Pakistan's former captain Javed Miandad does not believe there is any role for a coach in cricket but has insisted that a "planner" is needed to be associated with teams.
"I don't think there is a role for a coach in cricket but you can say a team needs a planner. Someone who can plan out strategies for each match and provide feedback to the players and motivate them," Miandad told reporters.
Miandad, who himself remained coach of the national team thrice, said he didn't believe that specialist coaches for every department of the game was the solution.
"I believe that in cricket it is eventually up to the player who he performs or delivers. No matter how much you coach or advice a player but once he is out there in the middle it is entirely up to him how he responds and performs," he said.
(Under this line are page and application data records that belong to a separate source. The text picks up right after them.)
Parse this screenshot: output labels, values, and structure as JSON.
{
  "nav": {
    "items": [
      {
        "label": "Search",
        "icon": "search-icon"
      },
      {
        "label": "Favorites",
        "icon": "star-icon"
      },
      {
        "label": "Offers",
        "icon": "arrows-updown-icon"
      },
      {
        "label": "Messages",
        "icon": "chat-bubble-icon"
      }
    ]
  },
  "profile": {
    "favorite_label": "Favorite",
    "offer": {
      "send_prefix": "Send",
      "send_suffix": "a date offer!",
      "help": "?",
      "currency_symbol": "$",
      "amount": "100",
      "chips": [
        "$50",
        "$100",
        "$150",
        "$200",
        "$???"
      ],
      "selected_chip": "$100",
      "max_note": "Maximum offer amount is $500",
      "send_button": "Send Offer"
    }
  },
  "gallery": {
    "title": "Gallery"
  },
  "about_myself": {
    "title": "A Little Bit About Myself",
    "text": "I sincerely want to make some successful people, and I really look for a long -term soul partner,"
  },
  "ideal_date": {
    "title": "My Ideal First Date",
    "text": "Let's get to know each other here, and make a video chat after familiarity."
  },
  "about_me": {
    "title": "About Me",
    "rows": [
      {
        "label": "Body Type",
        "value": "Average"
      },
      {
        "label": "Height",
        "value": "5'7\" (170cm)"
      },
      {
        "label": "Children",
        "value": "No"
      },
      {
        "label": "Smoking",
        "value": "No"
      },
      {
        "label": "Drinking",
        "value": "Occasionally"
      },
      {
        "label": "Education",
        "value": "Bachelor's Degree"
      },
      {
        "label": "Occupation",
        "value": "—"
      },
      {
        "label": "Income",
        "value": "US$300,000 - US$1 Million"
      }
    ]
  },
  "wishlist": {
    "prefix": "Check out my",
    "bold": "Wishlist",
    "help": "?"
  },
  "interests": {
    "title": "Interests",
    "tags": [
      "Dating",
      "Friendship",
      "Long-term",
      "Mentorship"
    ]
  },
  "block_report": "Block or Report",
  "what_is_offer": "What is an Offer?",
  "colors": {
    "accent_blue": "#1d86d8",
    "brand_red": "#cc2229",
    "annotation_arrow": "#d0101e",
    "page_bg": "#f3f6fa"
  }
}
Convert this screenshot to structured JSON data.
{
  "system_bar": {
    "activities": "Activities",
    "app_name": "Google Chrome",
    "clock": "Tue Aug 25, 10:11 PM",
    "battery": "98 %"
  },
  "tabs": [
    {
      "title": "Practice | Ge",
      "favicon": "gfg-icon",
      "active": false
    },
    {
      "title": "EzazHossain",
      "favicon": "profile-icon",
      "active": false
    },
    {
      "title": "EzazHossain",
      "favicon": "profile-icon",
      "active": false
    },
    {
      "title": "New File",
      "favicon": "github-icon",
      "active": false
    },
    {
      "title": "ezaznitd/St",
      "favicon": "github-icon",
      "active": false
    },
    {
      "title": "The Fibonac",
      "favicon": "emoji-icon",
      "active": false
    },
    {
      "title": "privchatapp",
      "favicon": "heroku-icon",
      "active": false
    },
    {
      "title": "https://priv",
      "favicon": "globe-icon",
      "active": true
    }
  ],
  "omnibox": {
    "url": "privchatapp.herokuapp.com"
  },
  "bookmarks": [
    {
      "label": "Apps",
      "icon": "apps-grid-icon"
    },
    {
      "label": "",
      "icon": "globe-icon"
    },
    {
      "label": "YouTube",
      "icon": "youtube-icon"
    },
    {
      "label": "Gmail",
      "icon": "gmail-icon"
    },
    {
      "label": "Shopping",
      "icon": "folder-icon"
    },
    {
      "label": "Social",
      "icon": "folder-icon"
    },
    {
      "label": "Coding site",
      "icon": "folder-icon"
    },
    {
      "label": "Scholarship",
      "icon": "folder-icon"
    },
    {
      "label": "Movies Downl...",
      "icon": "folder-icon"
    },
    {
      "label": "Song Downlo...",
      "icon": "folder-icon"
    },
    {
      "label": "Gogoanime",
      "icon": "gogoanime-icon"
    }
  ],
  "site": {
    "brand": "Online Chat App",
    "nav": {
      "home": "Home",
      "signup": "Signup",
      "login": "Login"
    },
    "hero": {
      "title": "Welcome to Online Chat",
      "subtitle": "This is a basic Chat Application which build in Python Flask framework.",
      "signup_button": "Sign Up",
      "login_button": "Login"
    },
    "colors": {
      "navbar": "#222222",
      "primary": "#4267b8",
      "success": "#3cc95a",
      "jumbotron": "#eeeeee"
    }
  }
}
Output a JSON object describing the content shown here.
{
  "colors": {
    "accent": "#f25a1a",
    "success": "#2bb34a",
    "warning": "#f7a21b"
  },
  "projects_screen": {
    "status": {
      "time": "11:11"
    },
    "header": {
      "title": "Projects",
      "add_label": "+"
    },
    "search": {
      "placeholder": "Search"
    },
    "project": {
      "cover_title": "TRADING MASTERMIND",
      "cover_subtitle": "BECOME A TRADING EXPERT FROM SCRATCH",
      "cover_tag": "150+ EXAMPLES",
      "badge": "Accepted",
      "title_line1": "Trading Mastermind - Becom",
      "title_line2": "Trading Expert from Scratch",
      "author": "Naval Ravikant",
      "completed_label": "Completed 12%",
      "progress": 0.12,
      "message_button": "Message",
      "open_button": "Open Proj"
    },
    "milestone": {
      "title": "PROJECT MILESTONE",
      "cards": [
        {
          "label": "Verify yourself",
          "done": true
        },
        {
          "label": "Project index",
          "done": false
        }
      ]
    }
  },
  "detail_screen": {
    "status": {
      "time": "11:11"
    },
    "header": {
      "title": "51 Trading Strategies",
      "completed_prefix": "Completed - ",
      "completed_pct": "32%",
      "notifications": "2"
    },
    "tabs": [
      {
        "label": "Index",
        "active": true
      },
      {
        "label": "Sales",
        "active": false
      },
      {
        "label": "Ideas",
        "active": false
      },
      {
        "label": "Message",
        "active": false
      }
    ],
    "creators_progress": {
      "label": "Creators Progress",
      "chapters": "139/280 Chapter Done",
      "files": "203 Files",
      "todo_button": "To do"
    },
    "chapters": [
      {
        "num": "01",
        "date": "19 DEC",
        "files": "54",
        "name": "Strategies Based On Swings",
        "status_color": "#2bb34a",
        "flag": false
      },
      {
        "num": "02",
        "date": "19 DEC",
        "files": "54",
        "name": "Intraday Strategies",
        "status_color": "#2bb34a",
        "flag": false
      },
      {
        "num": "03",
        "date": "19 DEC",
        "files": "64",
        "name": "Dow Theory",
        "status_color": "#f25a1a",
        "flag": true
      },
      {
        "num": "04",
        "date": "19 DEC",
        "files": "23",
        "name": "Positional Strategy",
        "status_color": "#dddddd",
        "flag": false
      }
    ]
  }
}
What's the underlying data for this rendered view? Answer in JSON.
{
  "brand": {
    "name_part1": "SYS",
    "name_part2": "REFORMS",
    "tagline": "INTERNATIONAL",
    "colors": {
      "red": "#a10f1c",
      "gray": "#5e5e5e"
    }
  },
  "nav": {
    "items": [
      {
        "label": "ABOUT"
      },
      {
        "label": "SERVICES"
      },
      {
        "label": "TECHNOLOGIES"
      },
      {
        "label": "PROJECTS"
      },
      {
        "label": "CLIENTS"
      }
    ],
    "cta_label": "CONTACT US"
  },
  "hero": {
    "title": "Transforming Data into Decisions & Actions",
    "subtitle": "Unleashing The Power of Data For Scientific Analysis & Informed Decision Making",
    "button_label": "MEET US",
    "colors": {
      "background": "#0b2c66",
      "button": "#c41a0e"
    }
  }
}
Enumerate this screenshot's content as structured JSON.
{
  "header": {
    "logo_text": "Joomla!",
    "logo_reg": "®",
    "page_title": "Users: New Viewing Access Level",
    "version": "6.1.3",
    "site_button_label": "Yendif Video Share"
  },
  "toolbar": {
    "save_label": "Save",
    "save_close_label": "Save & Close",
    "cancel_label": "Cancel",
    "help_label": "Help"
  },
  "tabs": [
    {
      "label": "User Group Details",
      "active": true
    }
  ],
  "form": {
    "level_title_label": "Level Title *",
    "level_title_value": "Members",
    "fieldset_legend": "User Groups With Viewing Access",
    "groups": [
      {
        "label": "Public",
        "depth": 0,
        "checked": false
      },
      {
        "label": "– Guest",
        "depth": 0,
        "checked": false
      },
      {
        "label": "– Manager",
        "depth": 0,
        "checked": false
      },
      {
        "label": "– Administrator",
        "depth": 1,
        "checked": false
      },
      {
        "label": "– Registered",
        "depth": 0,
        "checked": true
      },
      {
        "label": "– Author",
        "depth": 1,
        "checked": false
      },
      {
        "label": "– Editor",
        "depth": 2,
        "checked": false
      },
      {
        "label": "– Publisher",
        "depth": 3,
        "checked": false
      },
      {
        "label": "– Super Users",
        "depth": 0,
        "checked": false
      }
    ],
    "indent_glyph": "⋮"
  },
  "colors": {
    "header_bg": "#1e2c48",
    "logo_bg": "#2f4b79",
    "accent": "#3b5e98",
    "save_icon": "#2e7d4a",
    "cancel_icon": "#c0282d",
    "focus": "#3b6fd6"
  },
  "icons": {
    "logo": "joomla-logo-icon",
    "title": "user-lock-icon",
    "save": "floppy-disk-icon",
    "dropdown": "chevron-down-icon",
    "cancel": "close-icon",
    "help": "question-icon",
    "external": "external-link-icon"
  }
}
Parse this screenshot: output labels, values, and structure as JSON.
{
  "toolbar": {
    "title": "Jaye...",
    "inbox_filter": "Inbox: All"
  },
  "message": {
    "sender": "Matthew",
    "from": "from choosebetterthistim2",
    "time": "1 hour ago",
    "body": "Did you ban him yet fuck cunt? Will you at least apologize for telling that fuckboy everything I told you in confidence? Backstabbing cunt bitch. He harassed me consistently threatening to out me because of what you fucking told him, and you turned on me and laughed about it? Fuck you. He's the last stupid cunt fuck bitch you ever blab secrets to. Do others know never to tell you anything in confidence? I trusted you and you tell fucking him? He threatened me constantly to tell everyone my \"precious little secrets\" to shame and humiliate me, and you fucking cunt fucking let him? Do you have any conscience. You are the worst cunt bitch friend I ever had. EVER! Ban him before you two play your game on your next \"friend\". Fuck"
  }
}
Miandad said if players required any coaching after graduating into the Pakistan team, they didn't deserve to be playing international cricket at all.
"At this level what can you coach a player. But yes if you have a planner he can define a clear role for players and for every match," he said.
Miandad, who played 124 Tests for Pakistan over a span of nearly 21 years, said cricket was not like football or hockey.
"There is a role for a coach in these sports because he has total authority and say in selection of teams. But in cricket the final authority at the end of the day lies with the captain and he has to extract the best out of his players."
The former Test great pointed out that only those players became successful who individually worked hard on their game and learnt with each passing day and match.
Miandad also took a pot shot at the officials in the Cricket Board insisting that cricket in Pakistan was because of the players and not because of officials who had no experience of running cricket affairs.
"The new Chairman, Zaka Ashraf appears to be taking the right decisions and his reliance on former players is a good sign rather than on officials with no experience of cricket," he said.
Miandad, who so far has largely been ignored by the new Chairman, said he was brought into the Board by its chief patron President Asif Zardari and he was ready to serve in any capacity the Chairman felt was best for him.
The former Test captain also supported the concept of having day and night first class matches with a pink cricket ball insisting this was a viable solution to once again popularizing Test cricket in countries like Pakistan, Sri Lanka and Bangladesh where crowds had thinned out for tests and youngsters were also more inclined towards Twenty20 cricket.
"I think by experimenting with day and night first class matches you can recreate interest of youngsters in the longer version of the game which remains the real challenge for any cricketer even today," he added.